_Data listing:_
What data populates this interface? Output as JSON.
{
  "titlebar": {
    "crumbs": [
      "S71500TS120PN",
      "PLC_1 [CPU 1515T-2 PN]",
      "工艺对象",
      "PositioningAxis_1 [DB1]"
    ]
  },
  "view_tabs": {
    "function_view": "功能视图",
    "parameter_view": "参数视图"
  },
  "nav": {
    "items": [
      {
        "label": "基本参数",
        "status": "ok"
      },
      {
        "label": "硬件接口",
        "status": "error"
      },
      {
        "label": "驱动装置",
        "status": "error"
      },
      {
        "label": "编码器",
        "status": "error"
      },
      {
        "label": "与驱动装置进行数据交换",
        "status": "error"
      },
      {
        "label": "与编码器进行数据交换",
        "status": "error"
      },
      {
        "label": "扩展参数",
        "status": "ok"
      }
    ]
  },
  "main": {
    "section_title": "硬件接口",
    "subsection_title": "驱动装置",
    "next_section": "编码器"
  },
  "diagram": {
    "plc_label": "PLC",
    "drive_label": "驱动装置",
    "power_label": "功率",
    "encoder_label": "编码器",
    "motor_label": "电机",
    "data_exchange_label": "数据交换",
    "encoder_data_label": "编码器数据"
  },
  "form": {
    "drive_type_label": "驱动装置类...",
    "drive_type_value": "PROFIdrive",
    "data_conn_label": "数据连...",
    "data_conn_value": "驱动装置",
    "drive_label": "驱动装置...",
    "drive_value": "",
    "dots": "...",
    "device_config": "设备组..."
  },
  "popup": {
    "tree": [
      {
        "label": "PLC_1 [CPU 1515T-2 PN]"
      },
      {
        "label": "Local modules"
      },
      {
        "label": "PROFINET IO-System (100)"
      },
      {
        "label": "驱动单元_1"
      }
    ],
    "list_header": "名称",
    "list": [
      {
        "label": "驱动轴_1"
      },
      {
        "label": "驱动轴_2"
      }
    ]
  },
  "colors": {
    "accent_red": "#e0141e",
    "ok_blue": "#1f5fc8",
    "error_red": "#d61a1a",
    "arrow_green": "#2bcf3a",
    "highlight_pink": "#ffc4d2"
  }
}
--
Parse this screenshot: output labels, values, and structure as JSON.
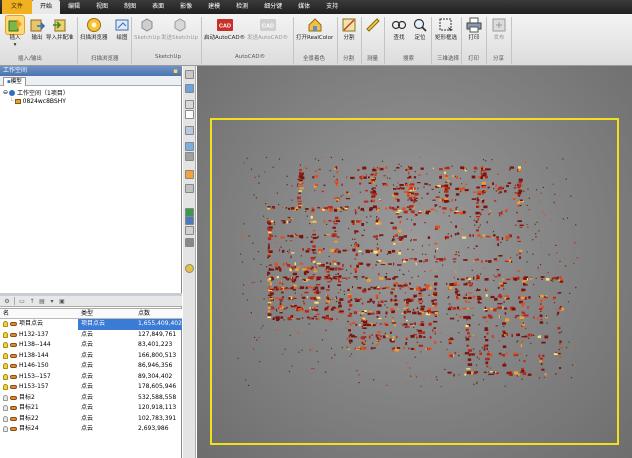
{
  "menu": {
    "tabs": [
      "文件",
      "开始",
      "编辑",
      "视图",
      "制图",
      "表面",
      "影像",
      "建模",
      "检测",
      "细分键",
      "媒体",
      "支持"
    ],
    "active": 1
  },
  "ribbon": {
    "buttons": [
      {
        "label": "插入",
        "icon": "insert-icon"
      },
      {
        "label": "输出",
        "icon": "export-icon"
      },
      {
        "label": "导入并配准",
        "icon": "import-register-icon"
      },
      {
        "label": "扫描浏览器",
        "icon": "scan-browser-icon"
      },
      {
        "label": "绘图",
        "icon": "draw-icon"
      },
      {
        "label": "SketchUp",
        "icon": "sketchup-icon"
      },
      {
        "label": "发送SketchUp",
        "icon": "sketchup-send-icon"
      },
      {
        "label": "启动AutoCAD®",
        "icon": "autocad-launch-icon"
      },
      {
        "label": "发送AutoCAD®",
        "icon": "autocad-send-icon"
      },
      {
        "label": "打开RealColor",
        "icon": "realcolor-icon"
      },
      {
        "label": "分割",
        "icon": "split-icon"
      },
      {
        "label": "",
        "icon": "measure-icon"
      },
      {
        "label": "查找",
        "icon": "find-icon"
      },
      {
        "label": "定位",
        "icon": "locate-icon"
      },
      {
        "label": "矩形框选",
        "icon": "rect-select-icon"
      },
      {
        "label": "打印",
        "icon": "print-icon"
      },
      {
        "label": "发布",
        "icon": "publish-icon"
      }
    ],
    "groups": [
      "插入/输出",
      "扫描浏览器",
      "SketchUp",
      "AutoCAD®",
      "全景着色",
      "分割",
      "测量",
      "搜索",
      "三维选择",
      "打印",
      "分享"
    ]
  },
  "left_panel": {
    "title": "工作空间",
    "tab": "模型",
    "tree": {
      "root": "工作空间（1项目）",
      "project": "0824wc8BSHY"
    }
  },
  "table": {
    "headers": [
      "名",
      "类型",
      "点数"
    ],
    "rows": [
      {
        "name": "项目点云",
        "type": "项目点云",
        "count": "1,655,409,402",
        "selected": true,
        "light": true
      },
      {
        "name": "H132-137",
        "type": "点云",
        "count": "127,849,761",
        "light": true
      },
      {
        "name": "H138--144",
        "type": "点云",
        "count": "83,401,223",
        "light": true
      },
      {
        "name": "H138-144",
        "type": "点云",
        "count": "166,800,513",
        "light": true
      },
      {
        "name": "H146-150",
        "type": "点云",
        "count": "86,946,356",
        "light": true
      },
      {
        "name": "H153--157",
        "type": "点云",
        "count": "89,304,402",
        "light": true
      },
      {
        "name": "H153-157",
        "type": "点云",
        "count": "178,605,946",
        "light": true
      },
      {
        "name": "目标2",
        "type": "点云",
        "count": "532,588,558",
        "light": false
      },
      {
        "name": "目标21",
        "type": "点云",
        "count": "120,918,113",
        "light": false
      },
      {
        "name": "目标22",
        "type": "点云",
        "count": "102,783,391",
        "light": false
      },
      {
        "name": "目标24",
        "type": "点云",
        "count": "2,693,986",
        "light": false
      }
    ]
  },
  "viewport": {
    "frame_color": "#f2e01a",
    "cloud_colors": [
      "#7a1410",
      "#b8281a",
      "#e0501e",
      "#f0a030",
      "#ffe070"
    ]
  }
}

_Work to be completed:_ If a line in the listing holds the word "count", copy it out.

_Task result:_
        "count": "1,655,409,402",
        "count": "127,849,761",
        "count": "83,401,223",
        "count": "166,800,513",
        "count": "86,946,356",
        "count": "89,304,402",
        "count": "178,605,946",
        "count": "532,588,558",
        "count": "120,918,113",
        "count": "102,783,391",
        "count": "2,693,986",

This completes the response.